Choosing to attack the MDC leader in his personal capacity only seems to expose Moyo’s own fear of Tsvangirai’s popularity. Against all odds, Tsvangirai polled 1 195 562 votes and Mugabe got 1 079 730 in the March 29 2008 presidential election but this still didn’t gain him the respect of the Tsholotsho politician.
One commentator hit the nail on the head when he said: “Moyo’s recent attacks of Prime Minister Tsvangirai and MDC ministers is meant to convince both his sympathisers and detractors in Zanu PF that he is still part of them by speaking their language and crying louder than the bereaved.”
When an audit of the diamond sales was called for by Finance minister Tendai Biti, Moyo cried foul and there was a Zanu PF outcry. Bizarrely, the state-owned The Herald claimed on March 15 that nearly US$167 million had found its way into Treasury after verification and reconciliation of proceeds from diamond sales following conflicting statements by ministers Biti and Obert Mpofu.
Somehow, all of a sudden The Herald is the Treasury by determining what the proceeds from diamond sales should be used for. What The Herald needs to know is that the people of Zimbabwe would like a full audit of the diamond sales to determine who sold what, where, to whom, when, for how much and where the proceeds went.
Similarly, the people want a full audit of Zimbabwe’s debt to establish the amounts, dates, who authorised them and what the loans were used for, because any expenditure on weapons is very controversial since Zimbabwe has never been officially at war, at least with parliament’s consent.
Therefore proceeds from diamond sales cannot be diverted to clear a debt that may have been used to buy weapons or to pay people who terrorised and murdered innocent civilians during Gukurahundi or in elections because of their political views.

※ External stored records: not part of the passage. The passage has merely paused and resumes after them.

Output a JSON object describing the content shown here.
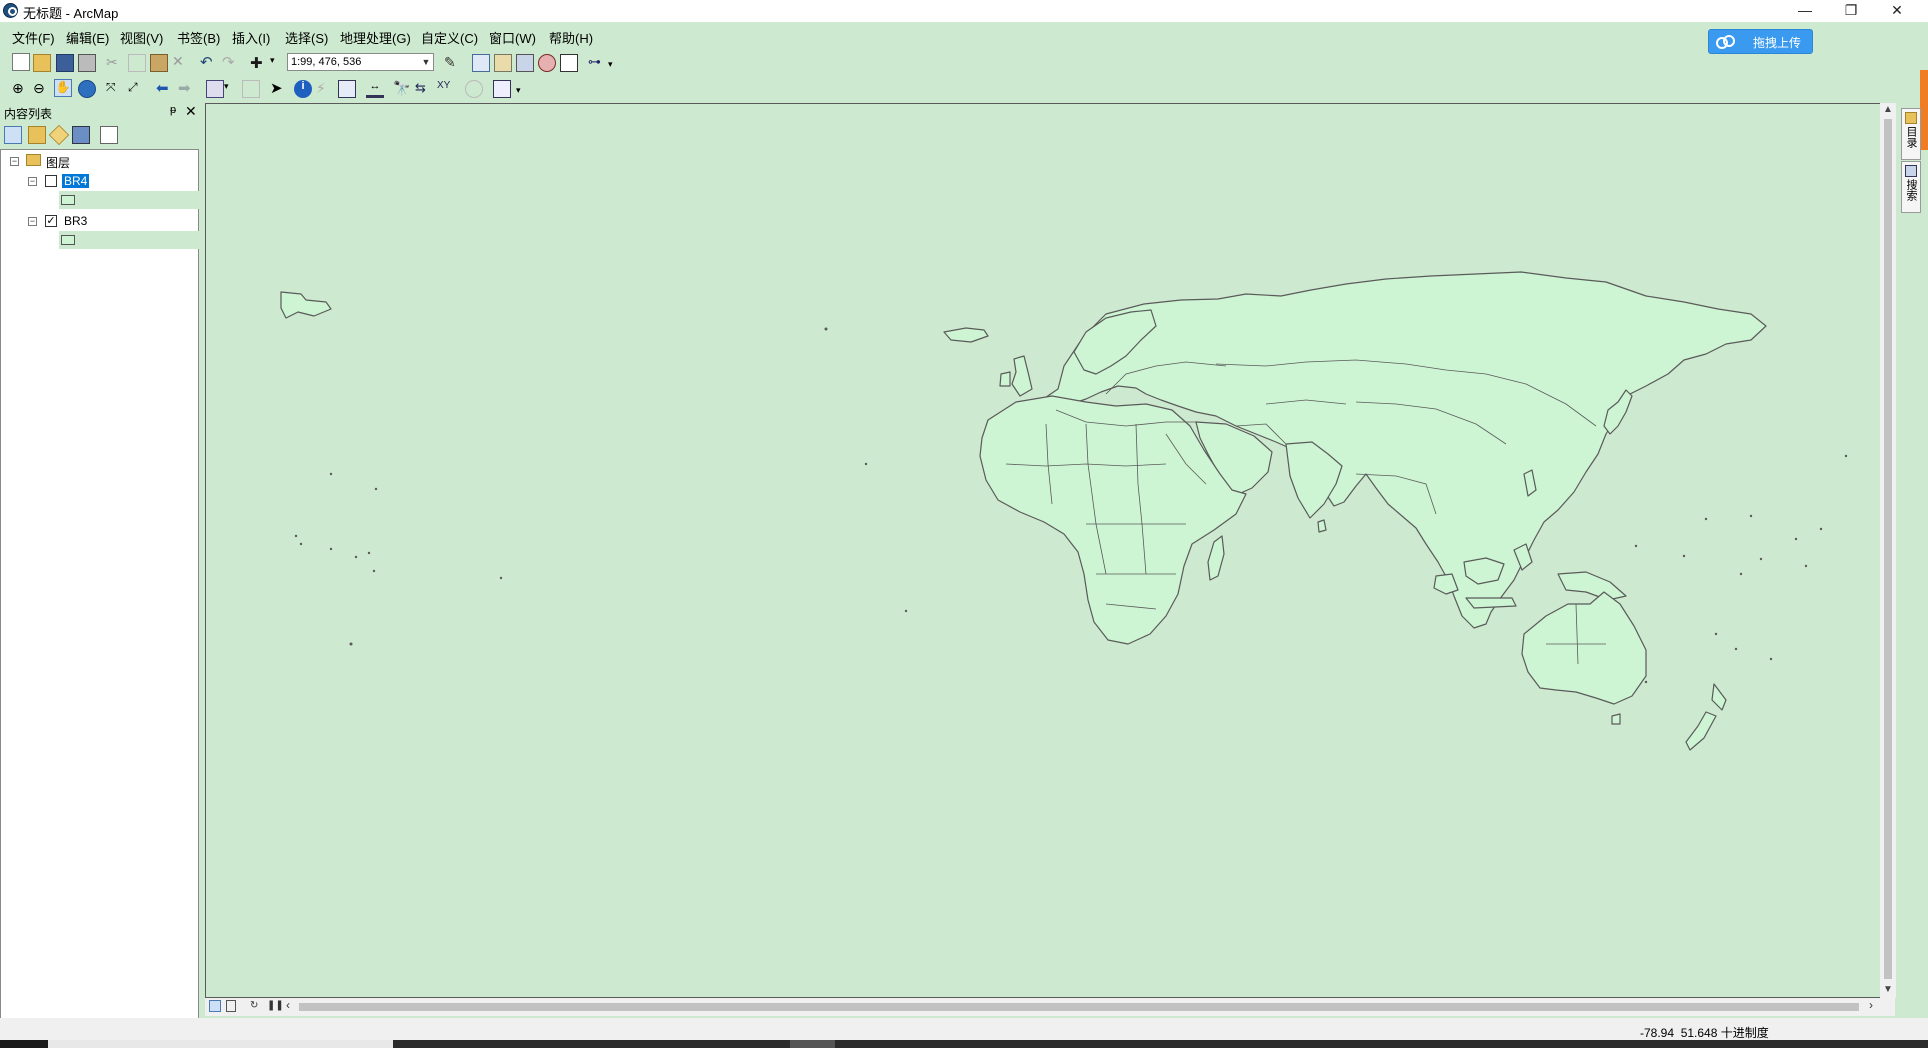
{
  "window": {
    "title": "无标题 - ArcMap",
    "controls": [
      "—",
      "❐",
      "✕"
    ]
  },
  "menu": [
    "文件(F)",
    "编辑(E)",
    "视图(V)",
    "书签(B)",
    "插入(I)",
    "选择(S)",
    "地理处理(G)",
    "自定义(C)",
    "窗口(W)",
    "帮助(H)"
  ],
  "upload_button": {
    "label": "拖拽上传"
  },
  "toolbar": {
    "scale_value": "1:99, 476, 536"
  },
  "toc": {
    "title": "内容列表",
    "pin": "ᵽ",
    "close": "✕",
    "root_label": "图层",
    "layers": [
      {
        "name": "BR4",
        "checked": false,
        "selected": true
      },
      {
        "name": "BR3",
        "checked": true,
        "selected": false
      }
    ]
  },
  "dock_tabs": [
    "目录",
    "搜索"
  ],
  "status": {
    "x": "-78.94",
    "y": "51.648",
    "units": "十进制度"
  },
  "colors": {
    "map_background": "#cde9cf",
    "land_fill": "#cdf5d3",
    "outline": "#5a5a5a",
    "selection": "#0078d7",
    "upload_blue": "#3a9aef"
  }
}
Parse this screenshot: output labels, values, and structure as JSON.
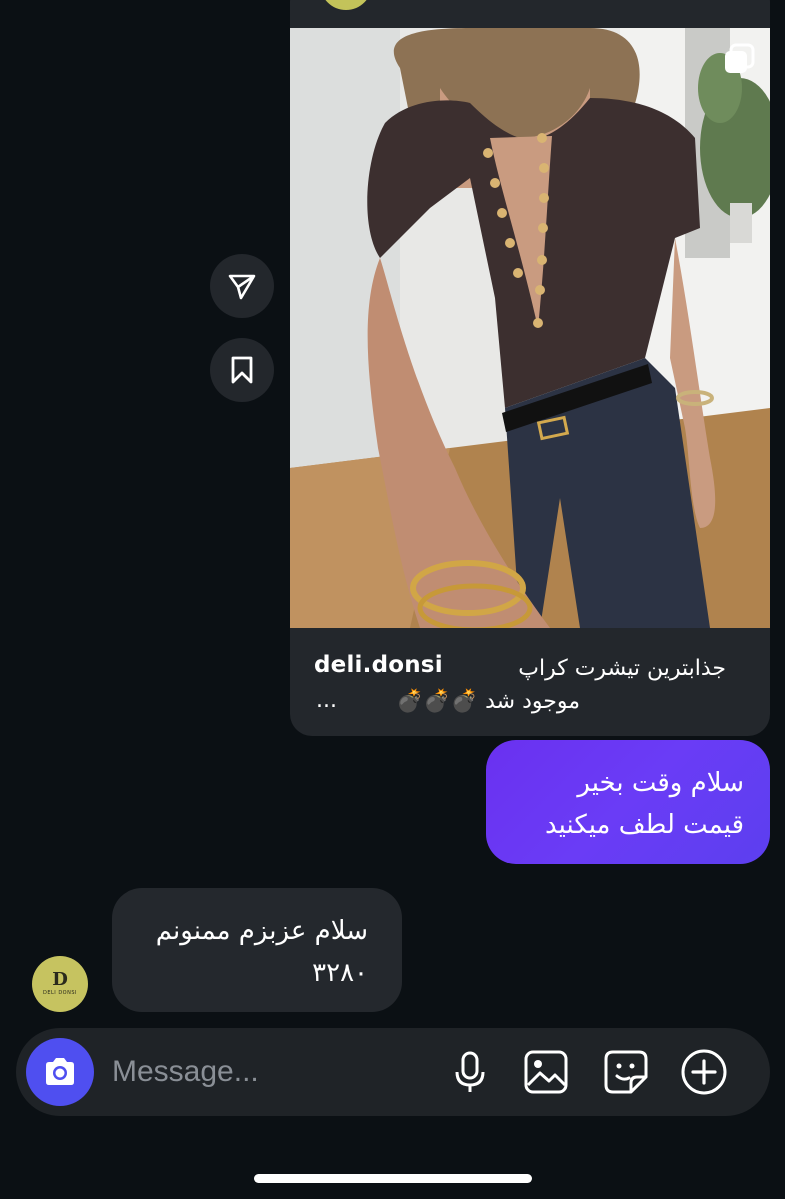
{
  "shared_post": {
    "username": "deli.donsi",
    "caption_line1": "جذابترین تیشرت کراپ",
    "caption_line2": "موجود شد 💣💣💣",
    "caption_ellipsis": "..."
  },
  "messages": [
    {
      "direction": "outgoing",
      "text": "سلام وقت بخیر\nقیمت لطف میکنید"
    },
    {
      "direction": "incoming",
      "text": "سلام عزبزم ممنونم\n۳۲۸۰"
    }
  ],
  "sender_avatar": {
    "logo": "D",
    "label": "DELI DONSI"
  },
  "composer": {
    "placeholder": "Message..."
  },
  "colors": {
    "background": "#0b1014",
    "outgoing_bubble": "#6a3cf6",
    "incoming_bubble": "#24282d",
    "camera_button": "#4f4ff0",
    "avatar": "#c6c360"
  },
  "icons": [
    "multiple-images-icon",
    "share-icon",
    "bookmark-icon",
    "camera-icon",
    "microphone-icon",
    "gallery-icon",
    "sticker-icon",
    "plus-icon"
  ]
}
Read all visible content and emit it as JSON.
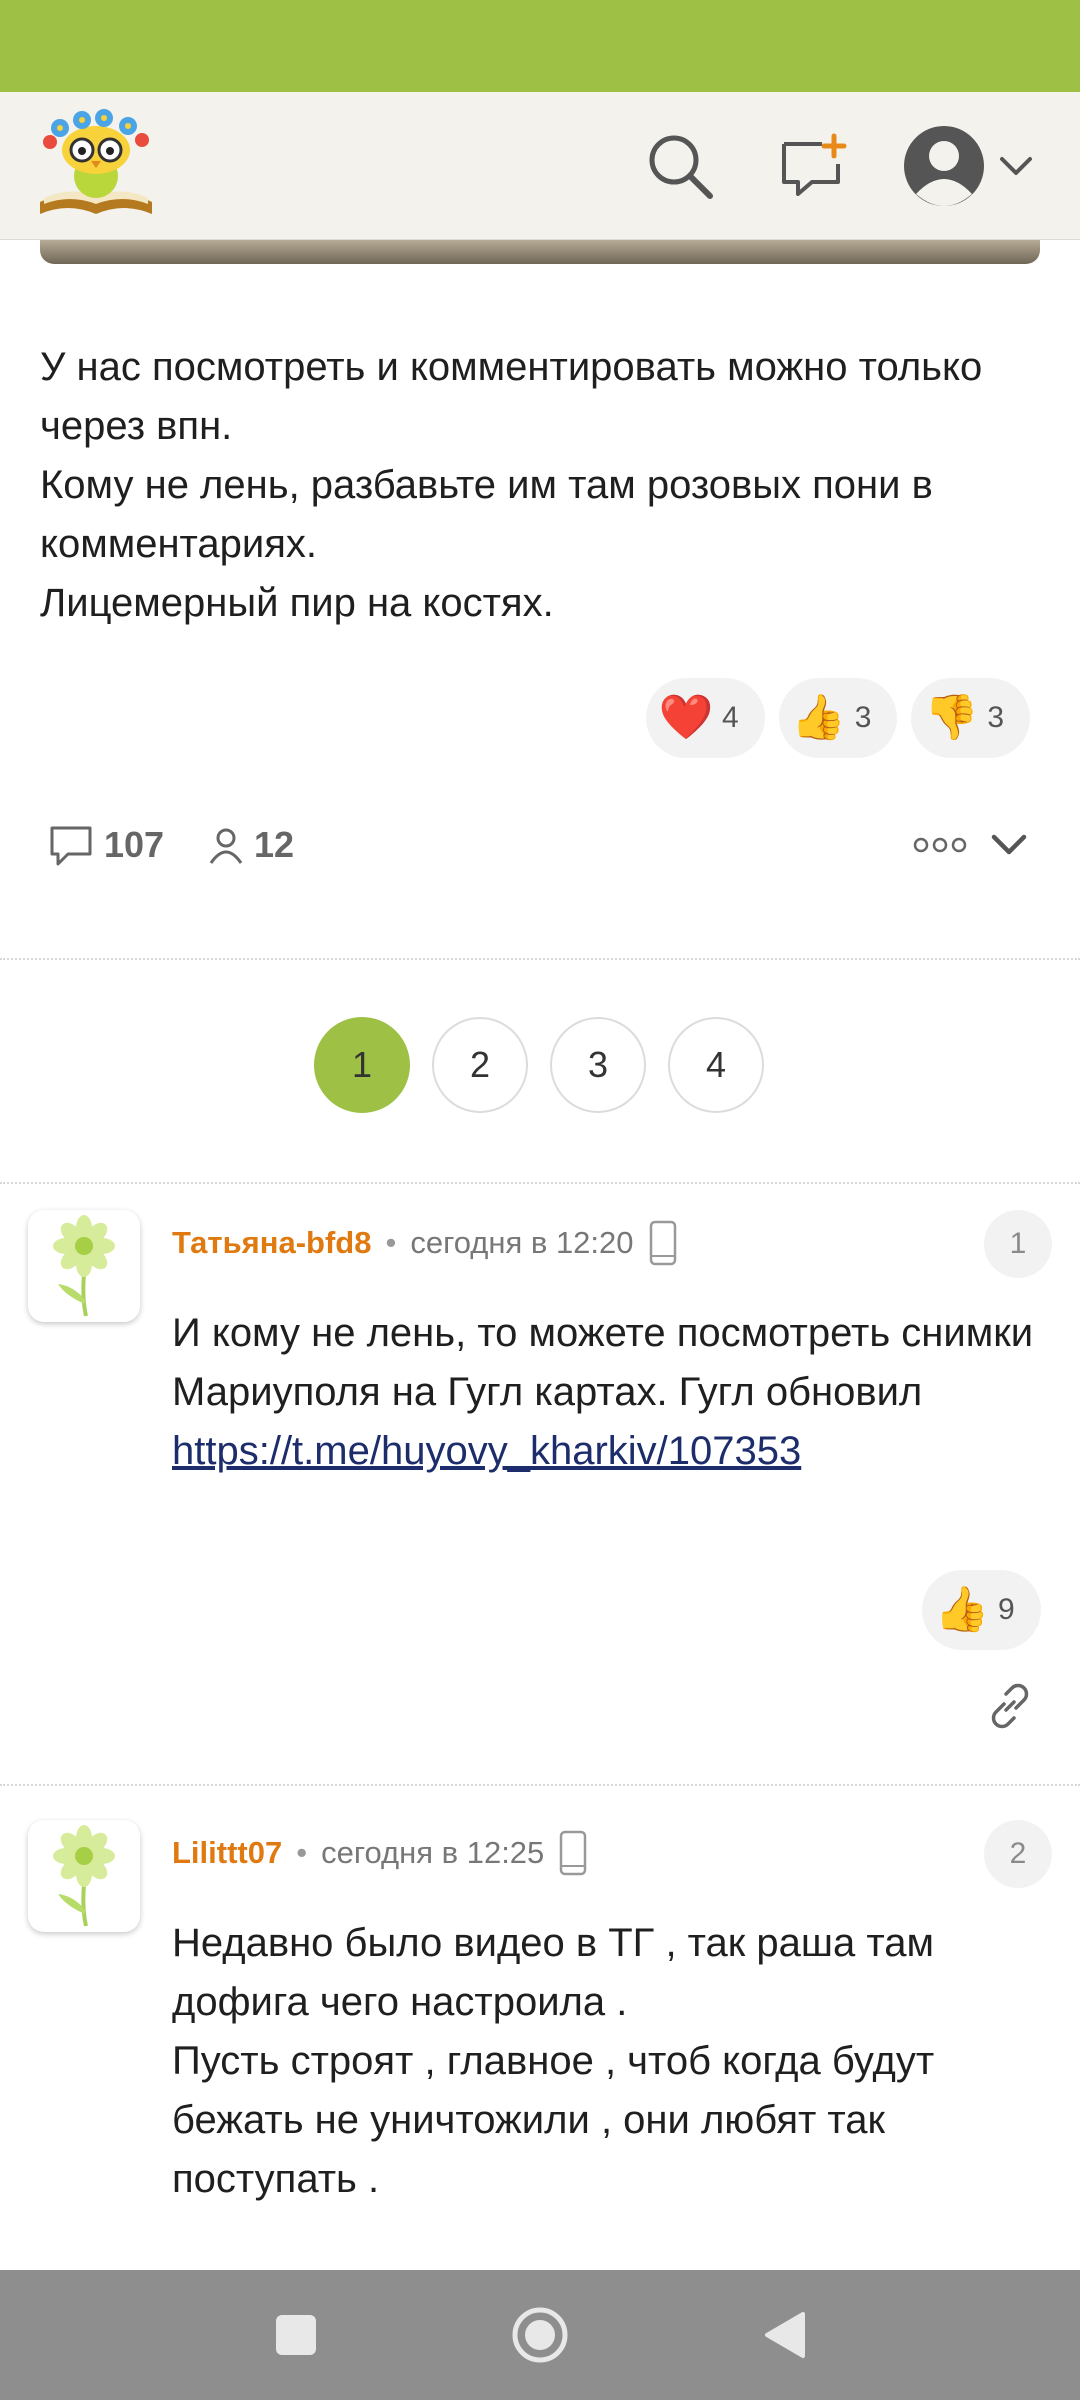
{
  "colors": {
    "brand_green": "#9dc045",
    "author_orange": "#e07a10",
    "link_navy": "#1d2d6b"
  },
  "header": {
    "logo": "owl-on-book-logo",
    "icons": [
      "search-icon",
      "new-message-icon",
      "user-avatar-icon",
      "chevron-down-icon"
    ]
  },
  "post": {
    "paragraphs": [
      "У нас посмотреть и комментировать можно только через впн.",
      "Кому не лень, разбавьте им там розовых пони в комментариях.",
      "Лицемерный пир на костях."
    ],
    "reactions": [
      {
        "emoji": "❤️",
        "icon": "heart-icon",
        "count": "4"
      },
      {
        "emoji": "👍",
        "icon": "thumbs-up-icon",
        "count": "3"
      },
      {
        "emoji": "👎",
        "icon": "thumbs-down-icon",
        "count": "3"
      }
    ],
    "comments_count": "107",
    "followers_count": "12"
  },
  "pagination": {
    "pages": [
      "1",
      "2",
      "3",
      "4"
    ],
    "current": "1"
  },
  "comments": [
    {
      "author": "Татьяна-bfd8",
      "separator": "•",
      "time": "сегодня в 12:20",
      "number": "1",
      "text_lines": [
        "И кому не лень, то можете посмотреть снимки Мариуполя на Гугл картах. Гугл обновил"
      ],
      "link": "https://t.me/huyovy_kharkiv/107353",
      "reactions": [
        {
          "emoji": "👍",
          "icon": "thumbs-up-icon",
          "count": "9"
        }
      ]
    },
    {
      "author": "Lilittt07",
      "separator": "•",
      "time": "сегодня в 12:25",
      "number": "2",
      "text_lines": [
        "Недавно было видео в ТГ , так раша там дофига чего настроила .",
        "Пусть строят , главное , чтоб когда будут бежать не уничтожили , они любят так поступать ."
      ]
    }
  ]
}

It could be argued that Moyo’s discomfort with democracy and the rule of law is their potential of exposing a lot of dirty linen and possibly make him account for his alleged misdeeds.
Notes about Moyo which are on the Wikipedia website say he is considered the core architect of Aippa and Posa (notorious laws which are still on Zimbabwe’s statute books, albeit undergoing some cosmetic amendments).
Moyo seems to court criticism with his alleged political flip-flopping and suspected vendetta. He was once asked by Munyaradzi Huni about the Gukurahundi Bill which he wanted to bring to parliament as a way of fixing Zanu PF before he applied to re-join the same party.
What is curious is not the idea of such a bill being put into law but its unexplained sudden death. But what is Moyo’s grudge against the MDC?
For example, he is cited in Luise White’s The Assassination of Herbert Chitepo as saying: “The MDC is ‘a political party with its roots in the donor purse run by Rhodesians who tortured and killed Zimbabweans during our liberation struggle.”
However, Moyo has a right to respond to reports in July 2009 that a source in the MDC party had alleged that he begged the Prime Minister Morgan Tsvangirai to include him on the list of MDC-T ministerial nominees.
“The Prime Minister did not decline, but told him he would consult the national executive, it never got there because Minister Biti was fiercely opposed to the whole idea, arguing that Moyo brings no value to the MDC,” the source said. So are Tsvangirai and Biti being penalised for that?
About the Author
Clifford Chitupa Mashiri is a London-based political analyst.